Disadvantages of Partnerships
- Lack of Continuity: If one partner dies, complications arise. Partnership interest is often nontransferable through inheritance because the remaining partner may not want to be in a partnership with the person who inherits the deceased partner’s interest. Partners can make provisions in the partnership agreement to avoid dissolution due to death if all parties agree to accept as partners those who inherit the deceased’s interest.
- Control is shared: The decision making in a partnership must be shared. If the partners disagree about how the business should be run, business and personal relationships may be destroyed. Some owners of firms do not have the skills to manage a business.
- Unlimited Liability: General partners in a partnership are subject to unlimited liability, just like sole proprietors.
- Profits Are Shared: Any profits that the partnership generates must be shared among all partners. The more partners there are, the smaller the amount of a given level of profits that will be distributed to any individual partner.
Sole Proprietorship vs Partnership
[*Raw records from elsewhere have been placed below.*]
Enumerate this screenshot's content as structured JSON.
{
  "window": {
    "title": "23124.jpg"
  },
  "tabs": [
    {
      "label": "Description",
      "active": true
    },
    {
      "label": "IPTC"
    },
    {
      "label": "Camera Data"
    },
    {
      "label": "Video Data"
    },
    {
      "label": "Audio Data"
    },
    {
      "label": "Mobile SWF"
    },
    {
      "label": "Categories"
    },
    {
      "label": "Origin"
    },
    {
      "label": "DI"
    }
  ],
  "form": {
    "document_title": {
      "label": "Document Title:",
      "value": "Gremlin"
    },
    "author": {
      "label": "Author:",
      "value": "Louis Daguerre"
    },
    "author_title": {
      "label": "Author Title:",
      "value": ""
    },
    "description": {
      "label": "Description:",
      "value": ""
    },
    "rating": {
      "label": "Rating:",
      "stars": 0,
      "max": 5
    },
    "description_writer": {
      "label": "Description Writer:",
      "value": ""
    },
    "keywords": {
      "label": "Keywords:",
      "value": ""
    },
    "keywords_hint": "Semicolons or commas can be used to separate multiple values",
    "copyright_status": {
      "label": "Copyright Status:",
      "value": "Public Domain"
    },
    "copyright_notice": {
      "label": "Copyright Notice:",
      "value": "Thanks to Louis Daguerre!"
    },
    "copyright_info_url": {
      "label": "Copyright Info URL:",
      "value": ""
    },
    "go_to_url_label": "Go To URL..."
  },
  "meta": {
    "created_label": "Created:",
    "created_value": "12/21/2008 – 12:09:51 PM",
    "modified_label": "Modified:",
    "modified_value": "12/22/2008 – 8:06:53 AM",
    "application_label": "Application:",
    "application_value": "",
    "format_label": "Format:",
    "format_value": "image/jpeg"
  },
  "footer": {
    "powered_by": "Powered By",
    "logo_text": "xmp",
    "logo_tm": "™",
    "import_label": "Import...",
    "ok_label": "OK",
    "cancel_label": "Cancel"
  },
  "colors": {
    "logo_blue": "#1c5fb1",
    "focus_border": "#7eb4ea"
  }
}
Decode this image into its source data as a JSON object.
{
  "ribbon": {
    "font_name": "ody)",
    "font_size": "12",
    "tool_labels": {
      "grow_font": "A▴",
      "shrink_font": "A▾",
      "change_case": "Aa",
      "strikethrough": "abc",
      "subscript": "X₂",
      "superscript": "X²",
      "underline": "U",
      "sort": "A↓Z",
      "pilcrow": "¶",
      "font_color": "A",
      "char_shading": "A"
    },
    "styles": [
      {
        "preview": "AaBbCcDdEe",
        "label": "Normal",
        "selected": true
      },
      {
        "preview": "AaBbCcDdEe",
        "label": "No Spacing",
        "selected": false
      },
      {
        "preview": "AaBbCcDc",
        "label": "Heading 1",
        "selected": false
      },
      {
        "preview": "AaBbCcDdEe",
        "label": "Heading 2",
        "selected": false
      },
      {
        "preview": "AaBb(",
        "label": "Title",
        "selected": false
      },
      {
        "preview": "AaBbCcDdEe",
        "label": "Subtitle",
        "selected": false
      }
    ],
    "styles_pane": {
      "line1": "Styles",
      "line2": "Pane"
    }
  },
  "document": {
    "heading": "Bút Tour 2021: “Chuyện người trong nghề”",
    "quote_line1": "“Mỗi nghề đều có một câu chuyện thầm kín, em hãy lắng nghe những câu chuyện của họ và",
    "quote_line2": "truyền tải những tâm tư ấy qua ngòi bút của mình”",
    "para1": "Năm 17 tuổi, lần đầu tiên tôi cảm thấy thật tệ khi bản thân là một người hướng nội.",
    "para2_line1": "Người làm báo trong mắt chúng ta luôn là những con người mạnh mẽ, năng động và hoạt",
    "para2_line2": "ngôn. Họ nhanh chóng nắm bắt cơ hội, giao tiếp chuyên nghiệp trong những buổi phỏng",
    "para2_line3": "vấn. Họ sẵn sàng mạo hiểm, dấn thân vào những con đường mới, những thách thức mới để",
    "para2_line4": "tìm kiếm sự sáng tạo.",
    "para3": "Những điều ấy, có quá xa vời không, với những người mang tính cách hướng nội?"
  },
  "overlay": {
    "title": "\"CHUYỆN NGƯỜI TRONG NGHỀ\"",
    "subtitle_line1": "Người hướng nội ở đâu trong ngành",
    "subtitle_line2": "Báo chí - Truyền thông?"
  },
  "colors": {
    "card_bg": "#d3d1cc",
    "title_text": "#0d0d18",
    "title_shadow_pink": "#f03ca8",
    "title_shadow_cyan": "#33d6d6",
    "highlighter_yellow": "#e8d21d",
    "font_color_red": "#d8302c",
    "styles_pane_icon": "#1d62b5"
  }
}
Sole Proprietorship is better than Partnerships. Besides that, it is lower taxes because the earnings in a proprietorship are considered to be personal incomes, they may be subject to lower taxes than those imposed on some other forms of business ownership. Other than that, Sole Proprietors make us easy and quickly do decision and making authority. Because the sole proprietor is in total control of the operations, he or she can respond quickly to changes, which is an asset in a rapidly shifting market. The freedom to set the company’s course of action is a major motivational force. For those who thrive on the enjoyment of seeking new proprietors thrive on the feeling of control they have over their personal financial futures and the recognition they earn as the owners of their business. Other than that, Sole proprietors is much more better than Partnerships because of Partnerships much more disadvantages then Sole Proprietors. If one partner dies, complications arise. Partnership interest is often nontransferable through inheritance because the remaining partner may not want to be in a partnership with the person who inherits the deceased partner’s interest. Partners can make provisions in the partnership agreement to avoid dissolution due to death if all parties agree to accept as partners those who inherit the deceased’s interest.